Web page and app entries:

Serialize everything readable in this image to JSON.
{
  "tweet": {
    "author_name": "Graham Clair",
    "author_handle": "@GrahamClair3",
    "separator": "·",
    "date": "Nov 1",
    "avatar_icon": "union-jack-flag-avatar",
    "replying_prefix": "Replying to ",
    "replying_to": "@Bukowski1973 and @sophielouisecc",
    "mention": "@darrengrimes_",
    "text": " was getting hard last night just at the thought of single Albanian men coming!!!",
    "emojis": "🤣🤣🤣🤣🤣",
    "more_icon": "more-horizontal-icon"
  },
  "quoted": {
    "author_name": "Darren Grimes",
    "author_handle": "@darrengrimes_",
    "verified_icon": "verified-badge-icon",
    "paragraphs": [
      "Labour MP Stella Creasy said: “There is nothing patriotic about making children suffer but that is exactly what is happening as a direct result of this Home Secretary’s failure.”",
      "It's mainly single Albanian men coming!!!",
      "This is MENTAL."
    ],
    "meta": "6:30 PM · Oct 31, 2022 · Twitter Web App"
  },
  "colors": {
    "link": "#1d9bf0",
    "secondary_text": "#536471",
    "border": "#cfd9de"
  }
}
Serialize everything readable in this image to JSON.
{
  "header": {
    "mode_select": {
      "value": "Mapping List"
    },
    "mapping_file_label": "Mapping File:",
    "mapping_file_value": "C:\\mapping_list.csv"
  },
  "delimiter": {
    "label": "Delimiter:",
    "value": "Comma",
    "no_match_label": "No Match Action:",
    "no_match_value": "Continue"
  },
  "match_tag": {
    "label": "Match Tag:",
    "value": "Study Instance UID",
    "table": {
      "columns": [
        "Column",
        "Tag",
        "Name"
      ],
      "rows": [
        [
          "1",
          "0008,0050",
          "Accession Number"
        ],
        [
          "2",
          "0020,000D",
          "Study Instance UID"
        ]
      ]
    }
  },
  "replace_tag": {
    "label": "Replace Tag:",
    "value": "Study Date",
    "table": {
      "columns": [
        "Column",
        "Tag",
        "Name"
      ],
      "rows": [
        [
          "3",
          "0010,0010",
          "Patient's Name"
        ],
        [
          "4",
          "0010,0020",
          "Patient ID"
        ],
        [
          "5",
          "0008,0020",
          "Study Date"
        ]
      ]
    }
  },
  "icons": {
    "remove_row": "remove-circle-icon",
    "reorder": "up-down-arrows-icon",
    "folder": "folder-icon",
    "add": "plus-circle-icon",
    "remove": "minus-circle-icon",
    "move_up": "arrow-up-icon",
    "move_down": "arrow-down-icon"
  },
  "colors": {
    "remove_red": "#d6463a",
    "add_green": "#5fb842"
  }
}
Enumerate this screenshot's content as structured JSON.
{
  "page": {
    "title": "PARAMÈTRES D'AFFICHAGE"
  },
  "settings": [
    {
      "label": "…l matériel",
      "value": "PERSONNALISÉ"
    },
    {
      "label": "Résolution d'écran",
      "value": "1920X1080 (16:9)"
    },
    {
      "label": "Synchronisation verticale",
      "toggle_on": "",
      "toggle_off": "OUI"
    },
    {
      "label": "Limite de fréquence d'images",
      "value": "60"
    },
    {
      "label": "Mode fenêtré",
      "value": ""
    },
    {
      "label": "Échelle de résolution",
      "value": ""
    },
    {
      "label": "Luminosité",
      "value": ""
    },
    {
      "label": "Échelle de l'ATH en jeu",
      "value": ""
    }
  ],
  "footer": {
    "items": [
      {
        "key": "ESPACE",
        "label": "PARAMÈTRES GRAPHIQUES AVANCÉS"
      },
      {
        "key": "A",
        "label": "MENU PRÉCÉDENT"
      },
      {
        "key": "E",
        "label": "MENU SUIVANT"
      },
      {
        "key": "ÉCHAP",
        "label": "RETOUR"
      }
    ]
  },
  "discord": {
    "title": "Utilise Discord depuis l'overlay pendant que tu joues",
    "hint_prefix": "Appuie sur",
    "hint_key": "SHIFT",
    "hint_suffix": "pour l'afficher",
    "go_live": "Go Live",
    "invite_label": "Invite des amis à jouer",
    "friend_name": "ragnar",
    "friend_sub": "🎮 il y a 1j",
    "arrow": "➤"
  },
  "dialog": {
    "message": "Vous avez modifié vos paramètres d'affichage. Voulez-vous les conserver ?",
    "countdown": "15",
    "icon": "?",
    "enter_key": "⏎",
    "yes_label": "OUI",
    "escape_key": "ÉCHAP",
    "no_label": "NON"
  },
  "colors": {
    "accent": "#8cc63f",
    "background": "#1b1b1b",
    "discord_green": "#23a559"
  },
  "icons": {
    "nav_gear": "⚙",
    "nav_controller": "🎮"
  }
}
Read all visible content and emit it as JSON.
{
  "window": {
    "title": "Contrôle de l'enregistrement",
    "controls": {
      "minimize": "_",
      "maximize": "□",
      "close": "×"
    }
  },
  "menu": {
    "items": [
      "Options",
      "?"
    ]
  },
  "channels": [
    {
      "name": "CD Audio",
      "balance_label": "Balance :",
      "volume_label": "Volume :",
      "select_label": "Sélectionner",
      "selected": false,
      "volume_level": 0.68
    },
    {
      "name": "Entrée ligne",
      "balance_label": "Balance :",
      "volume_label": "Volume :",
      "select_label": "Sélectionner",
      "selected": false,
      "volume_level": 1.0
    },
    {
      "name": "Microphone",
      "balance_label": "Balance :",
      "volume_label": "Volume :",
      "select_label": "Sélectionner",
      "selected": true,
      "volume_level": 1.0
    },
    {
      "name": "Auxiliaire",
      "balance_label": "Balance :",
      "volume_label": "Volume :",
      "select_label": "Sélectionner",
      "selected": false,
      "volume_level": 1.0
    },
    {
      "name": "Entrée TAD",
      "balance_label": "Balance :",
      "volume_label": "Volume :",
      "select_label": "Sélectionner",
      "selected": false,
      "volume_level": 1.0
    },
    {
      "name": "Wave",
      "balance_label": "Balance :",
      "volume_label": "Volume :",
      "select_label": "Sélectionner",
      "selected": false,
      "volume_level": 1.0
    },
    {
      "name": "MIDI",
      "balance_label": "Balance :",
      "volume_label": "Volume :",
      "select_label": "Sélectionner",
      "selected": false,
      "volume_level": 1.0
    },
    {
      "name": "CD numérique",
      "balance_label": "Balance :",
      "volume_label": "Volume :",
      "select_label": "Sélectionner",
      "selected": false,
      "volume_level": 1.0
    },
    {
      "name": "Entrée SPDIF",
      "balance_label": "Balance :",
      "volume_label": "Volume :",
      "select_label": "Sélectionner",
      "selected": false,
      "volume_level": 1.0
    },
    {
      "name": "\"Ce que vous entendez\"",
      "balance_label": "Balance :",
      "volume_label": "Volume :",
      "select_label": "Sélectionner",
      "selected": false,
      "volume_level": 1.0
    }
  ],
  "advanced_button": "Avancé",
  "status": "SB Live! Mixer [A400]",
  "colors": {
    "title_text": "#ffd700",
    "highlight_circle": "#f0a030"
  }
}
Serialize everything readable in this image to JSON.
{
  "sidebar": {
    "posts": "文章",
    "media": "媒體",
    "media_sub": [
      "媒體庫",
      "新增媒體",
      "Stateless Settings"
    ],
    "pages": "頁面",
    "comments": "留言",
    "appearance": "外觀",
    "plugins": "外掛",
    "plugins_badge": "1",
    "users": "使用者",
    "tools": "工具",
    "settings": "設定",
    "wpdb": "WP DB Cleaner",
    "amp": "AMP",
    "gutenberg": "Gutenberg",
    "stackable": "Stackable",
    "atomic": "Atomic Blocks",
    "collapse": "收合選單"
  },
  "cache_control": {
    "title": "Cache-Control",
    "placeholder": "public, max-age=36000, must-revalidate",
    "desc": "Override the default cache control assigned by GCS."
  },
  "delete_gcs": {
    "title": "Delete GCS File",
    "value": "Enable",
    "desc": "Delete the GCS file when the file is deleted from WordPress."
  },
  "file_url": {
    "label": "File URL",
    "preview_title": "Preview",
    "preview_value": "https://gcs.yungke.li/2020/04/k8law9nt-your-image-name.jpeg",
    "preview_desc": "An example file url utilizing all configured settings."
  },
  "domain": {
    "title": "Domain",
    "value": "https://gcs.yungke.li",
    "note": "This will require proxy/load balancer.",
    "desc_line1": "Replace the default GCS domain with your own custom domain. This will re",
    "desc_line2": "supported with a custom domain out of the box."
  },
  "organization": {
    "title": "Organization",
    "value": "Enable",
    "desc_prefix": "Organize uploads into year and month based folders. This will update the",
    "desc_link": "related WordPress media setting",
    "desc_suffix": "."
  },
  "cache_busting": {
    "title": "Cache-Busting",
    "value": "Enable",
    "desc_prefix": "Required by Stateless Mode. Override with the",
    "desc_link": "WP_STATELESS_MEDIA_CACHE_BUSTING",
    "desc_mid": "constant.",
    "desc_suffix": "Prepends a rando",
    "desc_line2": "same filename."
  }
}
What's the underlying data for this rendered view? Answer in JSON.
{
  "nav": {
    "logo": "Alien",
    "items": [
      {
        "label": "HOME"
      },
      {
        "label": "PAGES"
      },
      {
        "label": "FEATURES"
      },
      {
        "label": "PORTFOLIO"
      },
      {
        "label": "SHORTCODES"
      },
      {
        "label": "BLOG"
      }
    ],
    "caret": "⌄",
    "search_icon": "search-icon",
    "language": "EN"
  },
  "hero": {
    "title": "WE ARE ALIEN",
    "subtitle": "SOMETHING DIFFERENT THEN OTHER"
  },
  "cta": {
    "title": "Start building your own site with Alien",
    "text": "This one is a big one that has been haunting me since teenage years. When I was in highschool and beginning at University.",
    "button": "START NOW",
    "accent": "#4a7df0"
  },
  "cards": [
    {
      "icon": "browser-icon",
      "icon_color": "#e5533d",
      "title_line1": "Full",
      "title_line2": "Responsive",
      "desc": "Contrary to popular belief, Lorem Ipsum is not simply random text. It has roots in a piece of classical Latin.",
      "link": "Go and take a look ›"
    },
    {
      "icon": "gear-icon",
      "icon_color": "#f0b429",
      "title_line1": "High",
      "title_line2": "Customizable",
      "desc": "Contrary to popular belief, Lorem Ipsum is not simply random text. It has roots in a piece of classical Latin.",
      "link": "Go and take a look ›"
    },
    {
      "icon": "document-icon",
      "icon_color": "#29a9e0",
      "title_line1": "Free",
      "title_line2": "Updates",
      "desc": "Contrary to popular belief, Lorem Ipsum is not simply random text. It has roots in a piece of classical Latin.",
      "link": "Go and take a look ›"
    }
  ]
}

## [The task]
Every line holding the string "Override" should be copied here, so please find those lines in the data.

## [Final answer]
    "desc": "Override the default cache control assigned by GCS."
    "desc_prefix": "Required by Stateless Mode. Override with the",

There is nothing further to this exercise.